The shrewd prerelease leaking of details about Senate Majority Leader Harry Reid’s fondness for archaic racial terms has helped make John Heileman and Mark Halperin’s book, “Game Change,” a runaway best seller. Ostensibly a behind-the-scenes account of the 2008 Presidential campaign, the book reads like a novel, and manages to hold the reader’s interest to the very end, despite the fact that the ending was not in question.
The authors stated in their introduction that they were aiming for “the ground that lies between history and journalism.” If that ground is a pastiche of rumor and gossip, they have succeeded.
Heileman, national political correspondent and columnist for “New York” magazine, and Halperin, an editor and senior political analyst for “Time” magazine, relied on “deep background” interviews with junior and senior campaign staff and some of the candidates themselves to unleash the most dismaying bout of bloodletting and score-settling since the Rwanda genocide.
Sifting through this stack of soiled laundry and titillation, it was hard to escape the conclusion that if they would raise their sights from trivial politicians to really important Reality TV stars and sports celebrities, the authors might be able to land reporting gigs at “The National Enquirer” or even TMZ.com.
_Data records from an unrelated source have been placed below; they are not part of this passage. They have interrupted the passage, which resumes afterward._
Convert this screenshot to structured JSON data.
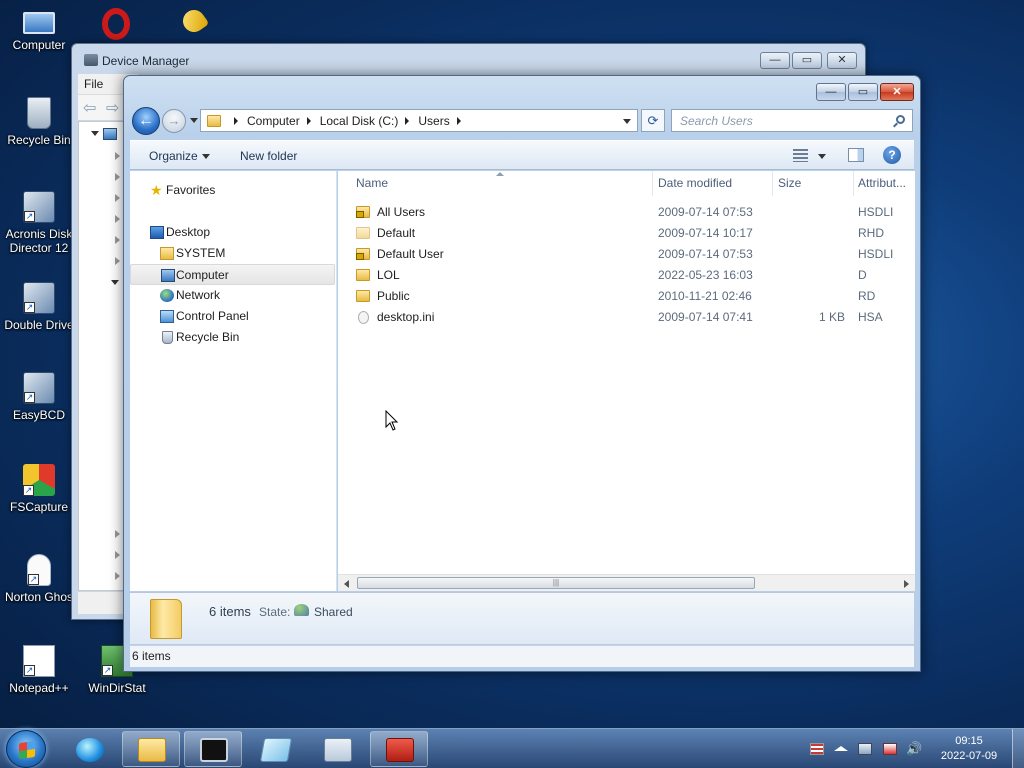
{
  "desktop": {
    "icons": [
      {
        "label": "Computer",
        "icon": "computer-icon"
      },
      {
        "label": "",
        "icon": "opera-icon"
      },
      {
        "label": "",
        "icon": "key-icon"
      },
      {
        "label": "Recycle Bin",
        "icon": "recycle-bin-icon"
      },
      {
        "label": "Acronis Disk Director 12",
        "line1": "Acronis Disk",
        "line2": "Director 12",
        "icon": "acronis-icon"
      },
      {
        "label": "Double Drive",
        "icon": "double-driver-icon"
      },
      {
        "label": "EasyBCD",
        "icon": "easybcd-icon"
      },
      {
        "label": "FSCapture",
        "icon": "fscapture-icon"
      },
      {
        "label": "Norton Ghos",
        "icon": "norton-ghost-icon"
      },
      {
        "label": "Notepad++",
        "icon": "notepad-plus-plus-icon"
      },
      {
        "label": "WinDirStat",
        "icon": "windirstat-icon"
      }
    ]
  },
  "device_manager": {
    "title": "Device Manager",
    "menu_file": "File"
  },
  "explorer": {
    "breadcrumb": [
      "Computer",
      "Local Disk (C:)",
      "Users"
    ],
    "search_placeholder": "Search Users",
    "commands": {
      "organize": "Organize",
      "new_folder": "New folder"
    },
    "nav": {
      "favorites": "Favorites",
      "desktop": "Desktop",
      "system": "SYSTEM",
      "computer": "Computer",
      "network": "Network",
      "control_panel": "Control Panel",
      "recycle_bin": "Recycle Bin"
    },
    "columns": {
      "name": "Name",
      "date": "Date modified",
      "size": "Size",
      "attr": "Attribut..."
    },
    "files": [
      {
        "name": "All Users",
        "date": "2009-07-14 07:53",
        "size": "",
        "attr": "HSDLI",
        "kind": "folder-locked"
      },
      {
        "name": "Default",
        "date": "2009-07-14 10:17",
        "size": "",
        "attr": "RHD",
        "kind": "folder-hidden"
      },
      {
        "name": "Default User",
        "date": "2009-07-14 07:53",
        "size": "",
        "attr": "HSDLI",
        "kind": "folder-locked"
      },
      {
        "name": "LOL",
        "date": "2022-05-23 16:03",
        "size": "",
        "attr": "D",
        "kind": "folder"
      },
      {
        "name": "Public",
        "date": "2010-11-21 02:46",
        "size": "",
        "attr": "RD",
        "kind": "folder"
      },
      {
        "name": "desktop.ini",
        "date": "2009-07-14 07:41",
        "size": "1 KB",
        "attr": "HSA",
        "kind": "file"
      }
    ],
    "details": {
      "count": "6 items",
      "state_label": "State:",
      "state_value": "Shared"
    },
    "status": "6 items"
  },
  "taskbar": {
    "clock_time": "09:15",
    "clock_date": "2022-07-09"
  }
}
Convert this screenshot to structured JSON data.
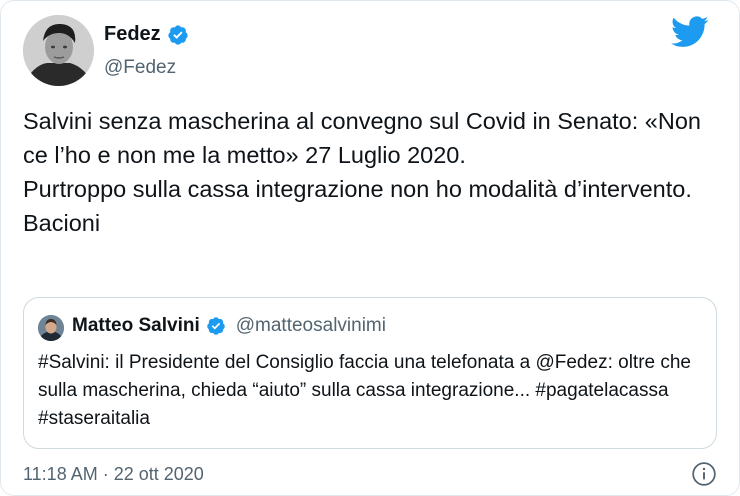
{
  "tweet": {
    "author_name": "Fedez",
    "author_handle": "@Fedez",
    "text": "Salvini senza mascherina al convegno sul Covid in Senato: «Non ce l’ho e non me la metto» 27 Luglio 2020.\nPurtroppo sulla cassa integrazione non ho modalità d’intervento. Bacioni",
    "timestamp": "11:18 AM · 22 ott 2020"
  },
  "quoted_tweet": {
    "author_name": "Matteo Salvini",
    "author_handle": "@matteosalvinimi",
    "text": "#Salvini: il Presidente del Consiglio faccia una telefonata a @Fedez: oltre che sulla mascherina, chieda “aiuto” sulla cassa integrazione... #pagatelacassa #staseraitalia"
  },
  "icons": {
    "verified": "verified-badge-icon",
    "platform": "twitter-bird-icon",
    "info": "info-icon"
  },
  "colors": {
    "brand": "#1d9bf0",
    "text": "#0f1419",
    "secondary": "#536471",
    "border": "#cfd9de"
  }
}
While Reid’s plantation patter led the daily news feeds, it didn’t begin to convey the scope and significance of the book’s revelations. From Elizabeth Edwards ripping her blouse off in an airport departure lounge and screaming, “Look at me!” to Sarah Palin rocking back and forth in a catatonic state while surrounded by heaps of clothing and half-eaten pizzas, the authors seemed to have as their goal the utter denigration of every public figure, save one.
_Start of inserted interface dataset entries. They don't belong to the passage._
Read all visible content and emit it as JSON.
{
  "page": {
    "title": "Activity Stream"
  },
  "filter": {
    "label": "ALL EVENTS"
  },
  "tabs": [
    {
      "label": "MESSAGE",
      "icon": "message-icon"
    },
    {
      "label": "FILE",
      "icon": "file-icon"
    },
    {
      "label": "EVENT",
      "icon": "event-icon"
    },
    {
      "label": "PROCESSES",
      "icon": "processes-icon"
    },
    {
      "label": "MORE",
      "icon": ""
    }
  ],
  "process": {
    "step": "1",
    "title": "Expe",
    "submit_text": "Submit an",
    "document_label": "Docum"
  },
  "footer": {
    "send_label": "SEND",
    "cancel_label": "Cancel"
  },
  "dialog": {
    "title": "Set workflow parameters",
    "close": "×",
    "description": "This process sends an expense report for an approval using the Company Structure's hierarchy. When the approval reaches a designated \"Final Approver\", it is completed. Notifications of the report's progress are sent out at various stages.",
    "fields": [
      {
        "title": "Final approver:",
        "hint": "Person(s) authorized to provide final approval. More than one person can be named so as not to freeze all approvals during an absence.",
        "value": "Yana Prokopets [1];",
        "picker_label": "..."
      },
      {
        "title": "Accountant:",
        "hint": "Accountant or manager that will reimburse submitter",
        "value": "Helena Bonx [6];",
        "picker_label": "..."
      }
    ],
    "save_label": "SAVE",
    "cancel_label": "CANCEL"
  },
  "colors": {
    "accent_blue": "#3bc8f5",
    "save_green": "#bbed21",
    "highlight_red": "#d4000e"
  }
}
Although Barack Obama came through nearly unscathed, in the interest of balance the authors were obligated to note that even he was flawed. For example, at times he had a tendency to defer to his advisors, even when he knew a better way to do things. Plus, he smokes.
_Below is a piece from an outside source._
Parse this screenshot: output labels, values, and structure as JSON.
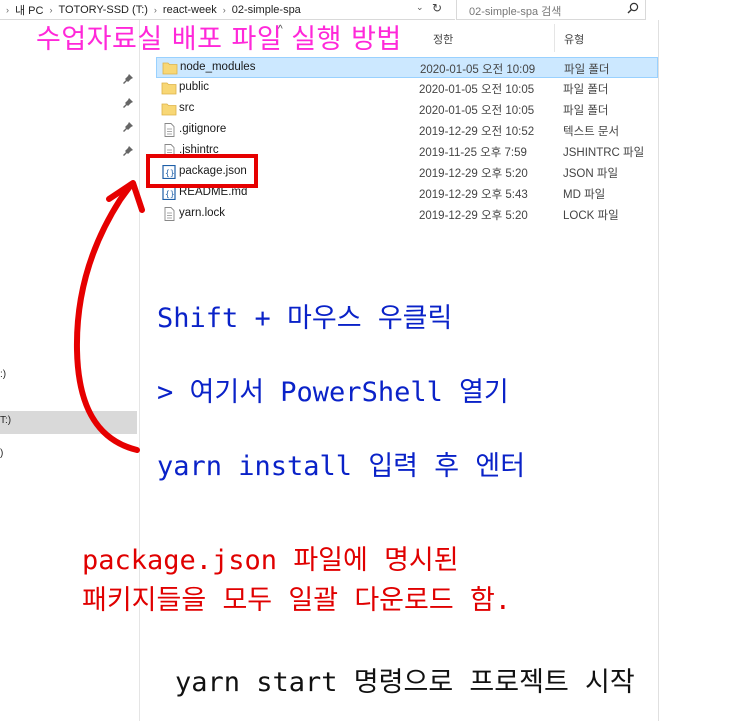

If occasionally Obama unleashed a curse word or two, that’s okay. That’s how political leaders convey their gritty connection with the world. In fact, with the exception of Palin, it seems no national figure is capable of expressing the simplest emotion without larding it with a slew of F-bombs. Nobody could top John McCain, though. He once proved himself to be a potty-mouth Titan by unleashing a string of ten consecutive epithets, reducing his wife, Cindy, to tears. The authors did a nice job of using capital letters and punctuation to capture the eloquent modulation of McCain’s curses.
Somewhere deep inside this supermarket checkout counter work lies the kernel of relevance. The 2008 Presidential election did represent a game change. It was the first time the national media, on a wholesale basis, abdicated their responsibility to inform the public of public truths. Though rarely impartial, they had never before so blatantly chosen sides, going so far as to suppress information which reflected badly on their chosen candidate.
While not completely ignoring it, allowing Hillary Clinton and McCain to complain about the unlevel playing field, the authors, as two of the leading figures in the relevant media, declined to discuss this most significant element of change.
The book is highly readable, especially for those who like their revenge served hot and slimy, but it is a far cry from what has passed for political analysis in the past. Its only true historical value may lie in its depiction of a nation which has forgotten how to govern itself.